**Try it:**
Lines in the listing below that contain the string "Fixed" are to be found and copied.
-.-.-
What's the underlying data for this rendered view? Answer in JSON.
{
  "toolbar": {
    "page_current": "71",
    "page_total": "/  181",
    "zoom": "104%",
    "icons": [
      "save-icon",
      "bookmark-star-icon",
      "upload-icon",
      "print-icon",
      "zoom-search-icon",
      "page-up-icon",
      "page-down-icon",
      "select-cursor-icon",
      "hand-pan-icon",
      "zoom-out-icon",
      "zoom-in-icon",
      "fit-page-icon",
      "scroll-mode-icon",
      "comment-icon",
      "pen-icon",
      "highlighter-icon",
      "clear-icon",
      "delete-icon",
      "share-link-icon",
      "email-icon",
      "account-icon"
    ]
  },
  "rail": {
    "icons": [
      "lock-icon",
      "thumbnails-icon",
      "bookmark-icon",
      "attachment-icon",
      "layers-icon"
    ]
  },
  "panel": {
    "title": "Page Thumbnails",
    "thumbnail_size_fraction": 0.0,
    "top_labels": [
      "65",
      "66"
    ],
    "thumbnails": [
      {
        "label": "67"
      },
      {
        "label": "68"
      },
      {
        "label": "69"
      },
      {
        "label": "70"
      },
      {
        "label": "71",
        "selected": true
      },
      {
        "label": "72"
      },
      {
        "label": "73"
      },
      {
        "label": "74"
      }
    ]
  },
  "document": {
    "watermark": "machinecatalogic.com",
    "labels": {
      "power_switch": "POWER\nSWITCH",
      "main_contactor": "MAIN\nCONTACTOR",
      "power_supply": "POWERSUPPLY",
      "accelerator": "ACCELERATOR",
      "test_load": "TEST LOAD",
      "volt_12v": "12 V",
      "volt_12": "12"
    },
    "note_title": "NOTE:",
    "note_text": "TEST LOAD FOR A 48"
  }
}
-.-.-
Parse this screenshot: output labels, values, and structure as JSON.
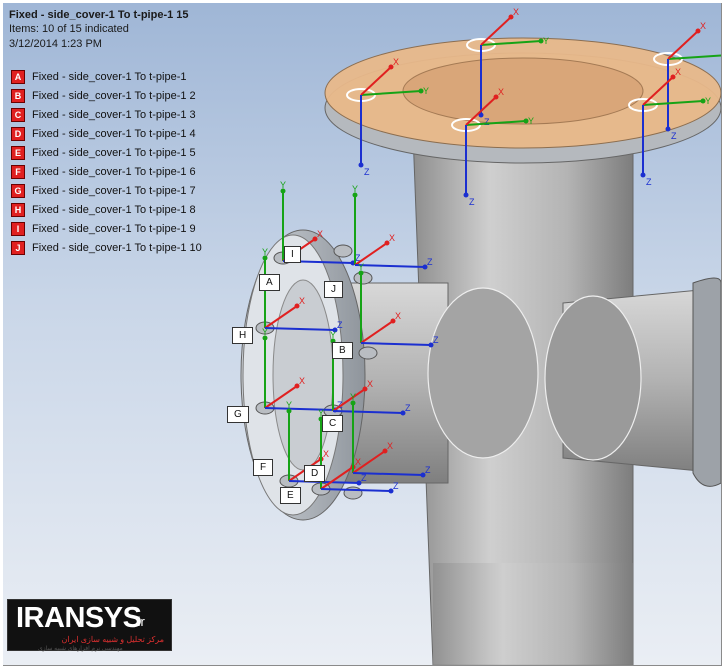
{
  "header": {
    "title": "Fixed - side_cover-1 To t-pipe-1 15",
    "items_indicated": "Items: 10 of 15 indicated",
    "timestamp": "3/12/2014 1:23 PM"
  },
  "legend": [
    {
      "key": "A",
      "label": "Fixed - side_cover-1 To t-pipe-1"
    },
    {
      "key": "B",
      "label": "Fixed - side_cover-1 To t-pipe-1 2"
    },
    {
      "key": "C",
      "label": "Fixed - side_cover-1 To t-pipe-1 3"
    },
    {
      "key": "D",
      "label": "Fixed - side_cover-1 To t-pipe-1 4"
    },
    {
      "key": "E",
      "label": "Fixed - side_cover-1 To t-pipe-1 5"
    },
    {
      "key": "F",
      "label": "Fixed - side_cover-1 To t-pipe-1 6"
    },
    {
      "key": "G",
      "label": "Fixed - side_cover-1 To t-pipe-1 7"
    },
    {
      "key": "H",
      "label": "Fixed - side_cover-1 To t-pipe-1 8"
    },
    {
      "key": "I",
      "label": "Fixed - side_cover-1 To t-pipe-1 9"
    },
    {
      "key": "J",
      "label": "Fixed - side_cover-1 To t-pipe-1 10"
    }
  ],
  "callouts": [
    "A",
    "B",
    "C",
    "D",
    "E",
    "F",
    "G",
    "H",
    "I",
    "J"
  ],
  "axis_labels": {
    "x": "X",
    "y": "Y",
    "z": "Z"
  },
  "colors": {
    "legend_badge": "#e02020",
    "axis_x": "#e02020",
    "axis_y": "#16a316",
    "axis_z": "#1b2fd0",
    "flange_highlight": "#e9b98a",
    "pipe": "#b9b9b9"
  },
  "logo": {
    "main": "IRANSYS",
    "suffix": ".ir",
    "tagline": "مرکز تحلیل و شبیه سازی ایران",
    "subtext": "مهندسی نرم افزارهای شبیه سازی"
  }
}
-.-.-
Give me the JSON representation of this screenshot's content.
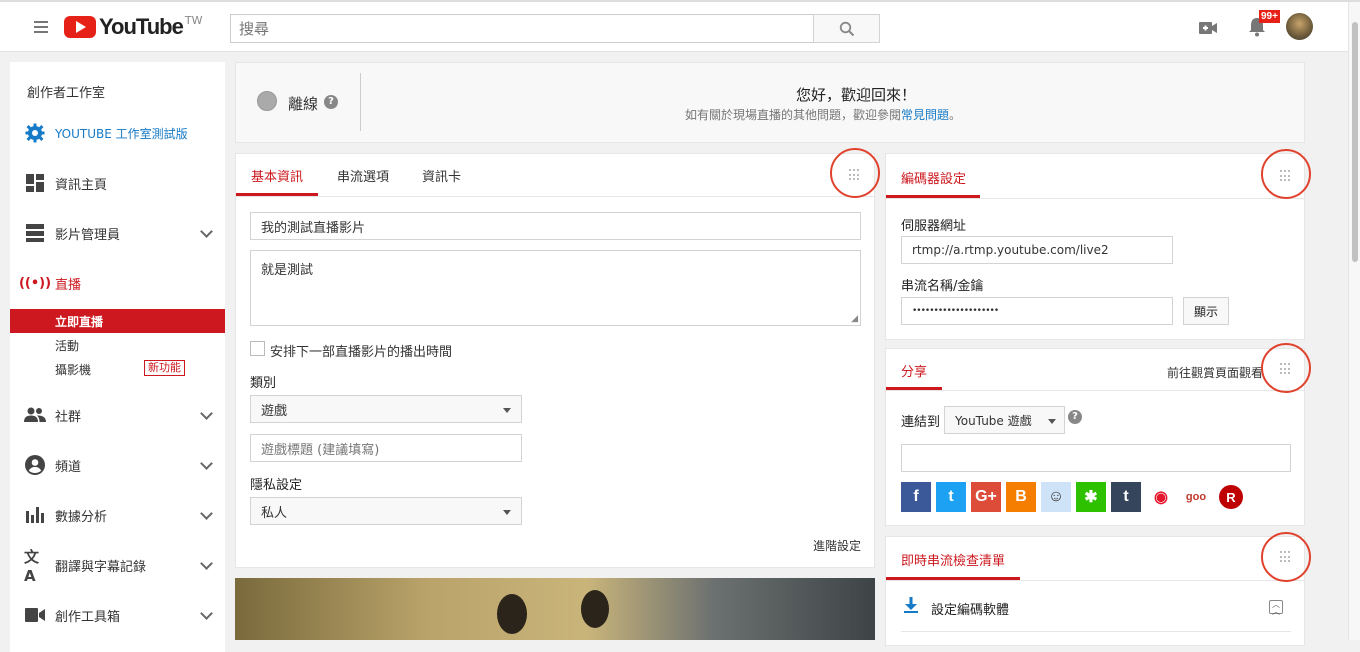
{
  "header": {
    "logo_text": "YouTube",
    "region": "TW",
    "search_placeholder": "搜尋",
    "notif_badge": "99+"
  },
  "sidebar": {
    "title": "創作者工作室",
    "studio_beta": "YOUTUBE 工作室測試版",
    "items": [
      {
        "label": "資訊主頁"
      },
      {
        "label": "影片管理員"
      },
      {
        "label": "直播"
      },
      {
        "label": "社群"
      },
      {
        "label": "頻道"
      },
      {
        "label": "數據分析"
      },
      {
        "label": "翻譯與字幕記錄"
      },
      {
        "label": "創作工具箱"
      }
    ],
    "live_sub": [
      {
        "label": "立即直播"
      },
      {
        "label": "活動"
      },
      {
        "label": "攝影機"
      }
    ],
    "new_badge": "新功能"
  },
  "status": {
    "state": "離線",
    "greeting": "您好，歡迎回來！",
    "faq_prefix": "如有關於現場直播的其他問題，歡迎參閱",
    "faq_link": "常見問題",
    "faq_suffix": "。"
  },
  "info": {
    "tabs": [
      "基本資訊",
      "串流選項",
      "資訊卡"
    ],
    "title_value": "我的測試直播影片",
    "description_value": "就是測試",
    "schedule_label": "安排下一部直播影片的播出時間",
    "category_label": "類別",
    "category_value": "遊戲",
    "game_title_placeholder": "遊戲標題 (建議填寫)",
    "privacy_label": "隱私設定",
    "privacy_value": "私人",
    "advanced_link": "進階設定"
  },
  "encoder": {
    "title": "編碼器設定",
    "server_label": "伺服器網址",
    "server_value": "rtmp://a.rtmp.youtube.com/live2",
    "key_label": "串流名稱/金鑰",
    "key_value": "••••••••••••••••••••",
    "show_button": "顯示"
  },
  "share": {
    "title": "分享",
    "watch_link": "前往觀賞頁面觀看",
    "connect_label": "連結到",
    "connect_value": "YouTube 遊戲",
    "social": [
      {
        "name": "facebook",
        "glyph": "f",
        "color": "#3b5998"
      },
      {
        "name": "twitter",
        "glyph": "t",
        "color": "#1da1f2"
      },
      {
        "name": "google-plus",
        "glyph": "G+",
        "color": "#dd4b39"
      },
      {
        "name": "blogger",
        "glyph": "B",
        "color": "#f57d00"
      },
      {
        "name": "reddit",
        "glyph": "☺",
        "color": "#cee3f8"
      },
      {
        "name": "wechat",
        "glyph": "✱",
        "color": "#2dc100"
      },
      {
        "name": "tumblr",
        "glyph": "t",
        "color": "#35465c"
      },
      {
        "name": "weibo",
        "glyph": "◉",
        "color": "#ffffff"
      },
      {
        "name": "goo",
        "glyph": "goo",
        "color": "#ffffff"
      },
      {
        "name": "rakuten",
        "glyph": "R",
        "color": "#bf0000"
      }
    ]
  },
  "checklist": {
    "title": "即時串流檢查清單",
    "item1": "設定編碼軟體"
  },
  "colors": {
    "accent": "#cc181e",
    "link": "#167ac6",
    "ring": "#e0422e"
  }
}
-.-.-
**Output of the exercise:**
    "title": "Fixed - side_cover-1 To t-pipe-1 15",
      "label": "Fixed - side_cover-1 To t-pipe-1"
      "label": "Fixed - side_cover-1 To t-pipe-1 2"
      "label": "Fixed - side_cover-1 To t-pipe-1 3"
      "label": "Fixed - side_cover-1 To t-pipe-1 4"
      "label": "Fixed - side_cover-1 To t-pipe-1 5"
      "label": "Fixed - side_cover-1 To t-pipe-1 6"
      "label": "Fixed - side_cover-1 To t-pipe-1 7"
      "label": "Fixed - side_cover-1 To t-pipe-1 8"
      "label": "Fixed - side_cover-1 To t-pipe-1 9"
      "label": "Fixed - side_cover-1 To t-pipe-1 10"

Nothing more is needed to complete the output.